## WHAT YOU SHOULD DO
Set down the listing below again, exactly as written.

## DATA FOR THIS EXERCISE
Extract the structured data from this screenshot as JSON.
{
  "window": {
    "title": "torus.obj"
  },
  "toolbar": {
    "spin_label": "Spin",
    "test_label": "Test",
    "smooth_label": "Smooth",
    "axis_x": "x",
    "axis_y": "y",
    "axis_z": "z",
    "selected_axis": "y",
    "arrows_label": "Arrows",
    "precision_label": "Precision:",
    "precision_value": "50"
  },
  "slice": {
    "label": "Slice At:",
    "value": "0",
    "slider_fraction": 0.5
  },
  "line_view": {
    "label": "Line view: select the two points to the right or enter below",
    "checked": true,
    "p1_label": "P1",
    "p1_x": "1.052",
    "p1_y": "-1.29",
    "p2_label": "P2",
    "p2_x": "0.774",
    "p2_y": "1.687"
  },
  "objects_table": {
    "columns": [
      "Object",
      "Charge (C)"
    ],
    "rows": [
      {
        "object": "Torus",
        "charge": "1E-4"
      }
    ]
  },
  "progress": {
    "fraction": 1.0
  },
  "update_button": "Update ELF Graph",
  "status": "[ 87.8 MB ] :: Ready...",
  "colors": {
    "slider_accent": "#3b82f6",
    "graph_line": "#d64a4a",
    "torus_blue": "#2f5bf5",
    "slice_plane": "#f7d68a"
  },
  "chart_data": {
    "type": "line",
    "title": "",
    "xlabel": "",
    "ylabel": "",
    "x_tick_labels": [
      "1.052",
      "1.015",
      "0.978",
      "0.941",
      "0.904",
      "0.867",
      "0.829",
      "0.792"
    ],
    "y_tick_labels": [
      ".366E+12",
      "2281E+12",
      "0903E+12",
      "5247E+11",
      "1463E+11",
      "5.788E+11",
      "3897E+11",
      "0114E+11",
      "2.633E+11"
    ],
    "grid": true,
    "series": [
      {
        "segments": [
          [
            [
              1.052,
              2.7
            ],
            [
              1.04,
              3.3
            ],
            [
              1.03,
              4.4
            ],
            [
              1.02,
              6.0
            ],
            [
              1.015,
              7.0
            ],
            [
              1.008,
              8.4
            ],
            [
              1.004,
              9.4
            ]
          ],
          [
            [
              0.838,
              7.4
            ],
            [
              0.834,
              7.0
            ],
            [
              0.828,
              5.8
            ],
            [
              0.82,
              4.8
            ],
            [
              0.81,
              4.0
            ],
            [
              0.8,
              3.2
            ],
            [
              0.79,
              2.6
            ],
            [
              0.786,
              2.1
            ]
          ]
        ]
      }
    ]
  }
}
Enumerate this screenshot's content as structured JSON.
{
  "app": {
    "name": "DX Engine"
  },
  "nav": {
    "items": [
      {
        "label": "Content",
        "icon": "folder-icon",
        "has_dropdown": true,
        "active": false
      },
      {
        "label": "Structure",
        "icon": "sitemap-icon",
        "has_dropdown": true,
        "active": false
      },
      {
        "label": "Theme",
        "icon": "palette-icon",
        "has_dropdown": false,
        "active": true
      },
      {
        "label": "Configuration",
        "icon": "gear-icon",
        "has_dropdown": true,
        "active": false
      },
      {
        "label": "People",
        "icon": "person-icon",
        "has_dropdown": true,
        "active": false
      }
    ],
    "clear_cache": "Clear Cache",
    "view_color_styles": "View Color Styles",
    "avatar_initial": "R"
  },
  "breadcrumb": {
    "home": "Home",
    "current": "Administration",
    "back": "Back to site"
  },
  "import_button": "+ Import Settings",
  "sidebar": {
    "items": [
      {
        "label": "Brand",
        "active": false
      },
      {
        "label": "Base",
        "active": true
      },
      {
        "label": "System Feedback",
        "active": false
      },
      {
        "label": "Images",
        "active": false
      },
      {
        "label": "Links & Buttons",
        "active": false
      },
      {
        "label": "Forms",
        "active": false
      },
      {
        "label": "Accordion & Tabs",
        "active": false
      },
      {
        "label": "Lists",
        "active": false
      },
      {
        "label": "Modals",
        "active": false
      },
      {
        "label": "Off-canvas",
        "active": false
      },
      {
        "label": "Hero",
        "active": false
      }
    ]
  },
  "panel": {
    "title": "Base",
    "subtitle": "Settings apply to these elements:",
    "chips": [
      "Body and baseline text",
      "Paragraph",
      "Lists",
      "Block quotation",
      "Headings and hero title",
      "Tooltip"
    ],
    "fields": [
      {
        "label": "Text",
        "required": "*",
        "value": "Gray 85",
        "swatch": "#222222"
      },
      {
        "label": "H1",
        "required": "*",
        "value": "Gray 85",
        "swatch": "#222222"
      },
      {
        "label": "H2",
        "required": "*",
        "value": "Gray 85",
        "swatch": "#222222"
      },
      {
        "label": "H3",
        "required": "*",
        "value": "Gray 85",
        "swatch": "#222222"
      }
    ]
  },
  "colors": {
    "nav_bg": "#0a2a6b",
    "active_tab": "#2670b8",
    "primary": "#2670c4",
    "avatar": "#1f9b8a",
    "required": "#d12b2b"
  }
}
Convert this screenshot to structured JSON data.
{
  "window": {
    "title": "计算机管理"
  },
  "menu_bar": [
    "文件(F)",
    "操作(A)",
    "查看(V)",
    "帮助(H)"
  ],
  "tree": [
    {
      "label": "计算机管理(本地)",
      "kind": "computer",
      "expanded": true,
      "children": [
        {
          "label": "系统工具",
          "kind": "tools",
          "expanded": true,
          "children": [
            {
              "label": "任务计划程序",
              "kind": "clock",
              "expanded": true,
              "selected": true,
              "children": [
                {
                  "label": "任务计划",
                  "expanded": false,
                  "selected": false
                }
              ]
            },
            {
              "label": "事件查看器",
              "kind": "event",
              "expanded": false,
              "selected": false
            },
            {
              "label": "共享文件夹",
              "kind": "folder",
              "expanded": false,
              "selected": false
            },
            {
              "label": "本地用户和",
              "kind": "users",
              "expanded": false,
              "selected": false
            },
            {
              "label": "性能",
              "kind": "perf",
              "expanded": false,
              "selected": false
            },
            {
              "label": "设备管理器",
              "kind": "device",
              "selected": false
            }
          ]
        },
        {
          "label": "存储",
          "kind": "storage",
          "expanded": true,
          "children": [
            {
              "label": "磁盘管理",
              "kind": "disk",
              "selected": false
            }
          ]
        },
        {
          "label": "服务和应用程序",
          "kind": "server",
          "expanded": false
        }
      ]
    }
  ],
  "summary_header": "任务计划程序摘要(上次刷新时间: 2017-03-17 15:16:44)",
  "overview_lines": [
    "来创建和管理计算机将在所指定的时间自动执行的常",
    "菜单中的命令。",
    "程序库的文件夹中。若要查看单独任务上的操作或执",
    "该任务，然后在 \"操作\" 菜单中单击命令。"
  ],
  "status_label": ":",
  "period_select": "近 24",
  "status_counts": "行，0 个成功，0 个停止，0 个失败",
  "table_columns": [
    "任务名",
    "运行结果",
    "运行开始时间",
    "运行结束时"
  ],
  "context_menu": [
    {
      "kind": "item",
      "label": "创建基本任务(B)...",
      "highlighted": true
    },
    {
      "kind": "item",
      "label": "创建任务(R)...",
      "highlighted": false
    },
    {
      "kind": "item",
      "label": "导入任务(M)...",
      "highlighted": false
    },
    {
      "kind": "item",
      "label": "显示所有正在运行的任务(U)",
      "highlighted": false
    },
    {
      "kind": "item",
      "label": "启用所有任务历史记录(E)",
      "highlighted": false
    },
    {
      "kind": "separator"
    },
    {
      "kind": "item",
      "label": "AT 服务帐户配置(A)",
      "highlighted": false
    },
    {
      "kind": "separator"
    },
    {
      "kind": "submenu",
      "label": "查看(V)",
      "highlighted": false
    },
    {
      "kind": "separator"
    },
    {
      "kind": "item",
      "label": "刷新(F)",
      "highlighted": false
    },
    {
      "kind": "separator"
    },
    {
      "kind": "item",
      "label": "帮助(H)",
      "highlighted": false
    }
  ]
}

## WRITTEN REPLY
Extract the structured data from this screenshot as JSON.
{
  "window": {
    "title": "torus.obj"
  },
  "toolbar": {
    "spin_label": "Spin",
    "test_label": "Test",
    "smooth_label": "Smooth",
    "axis_x": "x",
    "axis_y": "y",
    "axis_z": "z",
    "selected_axis": "y",
    "arrows_label": "Arrows",
    "precision_label": "Precision:",
    "precision_value": "50"
  },
  "slice": {
    "label": "Slice At:",
    "value": "0",
    "slider_fraction": 0.5
  },
  "line_view": {
    "label": "Line view: select the two points to the right or enter below",
    "checked": true,
    "p1_label": "P1",
    "p1_x": "1.052",
    "p1_y": "-1.29",
    "p2_label": "P2",
    "p2_x": "0.774",
    "p2_y": "1.687"
  },
  "objects_table": {
    "columns": [
      "Object",
      "Charge (C)"
    ],
    "rows": [
      {
        "object": "Torus",
        "charge": "1E-4"
      }
    ]
  },
  "progress": {
    "fraction": 1.0
  },
  "update_button": "Update ELF Graph",
  "status": "[ 87.8 MB ] :: Ready...",
  "colors": {
    "slider_accent": "#3b82f6",
    "graph_line": "#d64a4a",
    "torus_blue": "#2f5bf5",
    "slice_plane": "#f7d68a"
  },
  "chart_data": {
    "type": "line",
    "title": "",
    "xlabel": "",
    "ylabel": "",
    "x_tick_labels": [
      "1.052",
      "1.015",
      "0.978",
      "0.941",
      "0.904",
      "0.867",
      "0.829",
      "0.792"
    ],
    "y_tick_labels": [
      ".366E+12",
      "2281E+12",
      "0903E+12",
      "5247E+11",
      "1463E+11",
      "5.788E+11",
      "3897E+11",
      "0114E+11",
      "2.633E+11"
    ],
    "grid": true,
    "series": [
      {
        "segments": [
          [
            [
              1.052,
              2.7
            ],
            [
              1.04,
              3.3
            ],
            [
              1.03,
              4.4
            ],
            [
              1.02,
              6.0
            ],
            [
              1.015,
              7.0
            ],
            [
              1.008,
              8.4
            ],
            [
              1.004,
              9.4
            ]
          ],
          [
            [
              0.838,
              7.4
            ],
            [
              0.834,
              7.0
            ],
            [
              0.828,
              5.8
            ],
            [
              0.82,
              4.8
            ],
            [
              0.81,
              4.0
            ],
            [
              0.8,
              3.2
            ],
            [
              0.79,
              2.6
            ],
            [
              0.786,
              2.1
            ]
          ]
        ]
      }
    ]
  }
}
Enumerate this screenshot's content as structured JSON.
{
  "app": {
    "name": "DX Engine"
  },
  "nav": {
    "items": [
      {
        "label": "Content",
        "icon": "folder-icon",
        "has_dropdown": true,
        "active": false
      },
      {
        "label": "Structure",
        "icon": "sitemap-icon",
        "has_dropdown": true,
        "active": false
      },
      {
        "label": "Theme",
        "icon": "palette-icon",
        "has_dropdown": false,
        "active": true
      },
      {
        "label": "Configuration",
        "icon": "gear-icon",
        "has_dropdown": true,
        "active": false
      },
      {
        "label": "People",
        "icon": "person-icon",
        "has_dropdown": true,
        "active": false
      }
    ],
    "clear_cache": "Clear Cache",
    "view_color_styles": "View Color Styles",
    "avatar_initial": "R"
  },
  "breadcrumb": {
    "home": "Home",
    "current": "Administration",
    "back": "Back to site"
  },
  "import_button": "+ Import Settings",
  "sidebar": {
    "items": [
      {
        "label": "Brand",
        "active": false
      },
      {
        "label": "Base",
        "active": true
      },
      {
        "label": "System Feedback",
        "active": false
      },
      {
        "label": "Images",
        "active": false
      },
      {
        "label": "Links & Buttons",
        "active": false
      },
      {
        "label": "Forms",
        "active": false
      },
      {
        "label": "Accordion & Tabs",
        "active": false
      },
      {
        "label": "Lists",
        "active": false
      },
      {
        "label": "Modals",
        "active": false
      },
      {
        "label": "Off-canvas",
        "active": false
      },
      {
        "label": "Hero",
        "active": false
      }
    ]
  },
  "panel": {
    "title": "Base",
    "subtitle": "Settings apply to these elements:",
    "chips": [
      "Body and baseline text",
      "Paragraph",
      "Lists",
      "Block quotation",
      "Headings and hero title",
      "Tooltip"
    ],
    "fields": [
      {
        "label": "Text",
        "required": "*",
        "value": "Gray 85",
        "swatch": "#222222"
      },
      {
        "label": "H1",
        "required": "*",
        "value": "Gray 85",
        "swatch": "#222222"
      },
      {
        "label": "H2",
        "required": "*",
        "value": "Gray 85",
        "swatch": "#222222"
      },
      {
        "label": "H3",
        "required": "*",
        "value": "Gray 85",
        "swatch": "#222222"
      }
    ]
  },
  "colors": {
    "nav_bg": "#0a2a6b",
    "active_tab": "#2670b8",
    "primary": "#2670c4",
    "avatar": "#1f9b8a",
    "required": "#d12b2b"
  }
}
Convert this screenshot to structured JSON data.
{
  "window": {
    "title": "计算机管理"
  },
  "menu_bar": [
    "文件(F)",
    "操作(A)",
    "查看(V)",
    "帮助(H)"
  ],
  "tree": [
    {
      "label": "计算机管理(本地)",
      "kind": "computer",
      "expanded": true,
      "children": [
        {
          "label": "系统工具",
          "kind": "tools",
          "expanded": true,
          "children": [
            {
              "label": "任务计划程序",
              "kind": "clock",
              "expanded": true,
              "selected": true,
              "children": [
                {
                  "label": "任务计划",
                  "expanded": false,
                  "selected": false
                }
              ]
            },
            {
              "label": "事件查看器",
              "kind": "event",
              "expanded": false,
              "selected": false
            },
            {
              "label": "共享文件夹",
              "kind": "folder",
              "expanded": false,
              "selected": false
            },
            {
              "label": "本地用户和",
              "kind": "users",
              "expanded": false,
              "selected": false
            },
            {
              "label": "性能",
              "kind": "perf",
              "expanded": false,
              "selected": false
            },
            {
              "label": "设备管理器",
              "kind": "device",
              "selected": false
            }
          ]
        },
        {
          "label": "存储",
          "kind": "storage",
          "expanded": true,
          "children": [
            {
              "label": "磁盘管理",
              "kind": "disk",
              "selected": false
            }
          ]
        },
        {
          "label": "服务和应用程序",
          "kind": "server",
          "expanded": false
        }
      ]
    }
  ],
  "summary_header": "任务计划程序摘要(上次刷新时间: 2017-03-17 15:16:44)",
  "overview_lines": [
    "来创建和管理计算机将在所指定的时间自动执行的常",
    "菜单中的命令。",
    "程序库的文件夹中。若要查看单独任务上的操作或执",
    "该任务，然后在 \"操作\" 菜单中单击命令。"
  ],
  "status_label": ":",
  "period_select": "近 24",
  "status_counts": "行，0 个成功，0 个停止，0 个失败",
  "table_columns": [
    "任务名",
    "运行结果",
    "运行开始时间",
    "运行结束时"
  ],
  "context_menu": [
    {
      "kind": "item",
      "label": "创建基本任务(B)...",
      "highlighted": true
    },
    {
      "kind": "item",
      "label": "创建任务(R)...",
      "highlighted": false
    },
    {
      "kind": "item",
      "label": "导入任务(M)...",
      "highlighted": false
    },
    {
      "kind": "item",
      "label": "显示所有正在运行的任务(U)",
      "highlighted": false
    },
    {
      "kind": "item",
      "label": "启用所有任务历史记录(E)",
      "highlighted": false
    },
    {
      "kind": "separator"
    },
    {
      "kind": "item",
      "label": "AT 服务帐户配置(A)",
      "highlighted": false
    },
    {
      "kind": "separator"
    },
    {
      "kind": "submenu",
      "label": "查看(V)",
      "highlighted": false
    },
    {
      "kind": "separator"
    },
    {
      "kind": "item",
      "label": "刷新(F)",
      "highlighted": false
    },
    {
      "kind": "separator"
    },
    {
      "kind": "item",
      "label": "帮助(H)",
      "highlighted": false
    }
  ]
}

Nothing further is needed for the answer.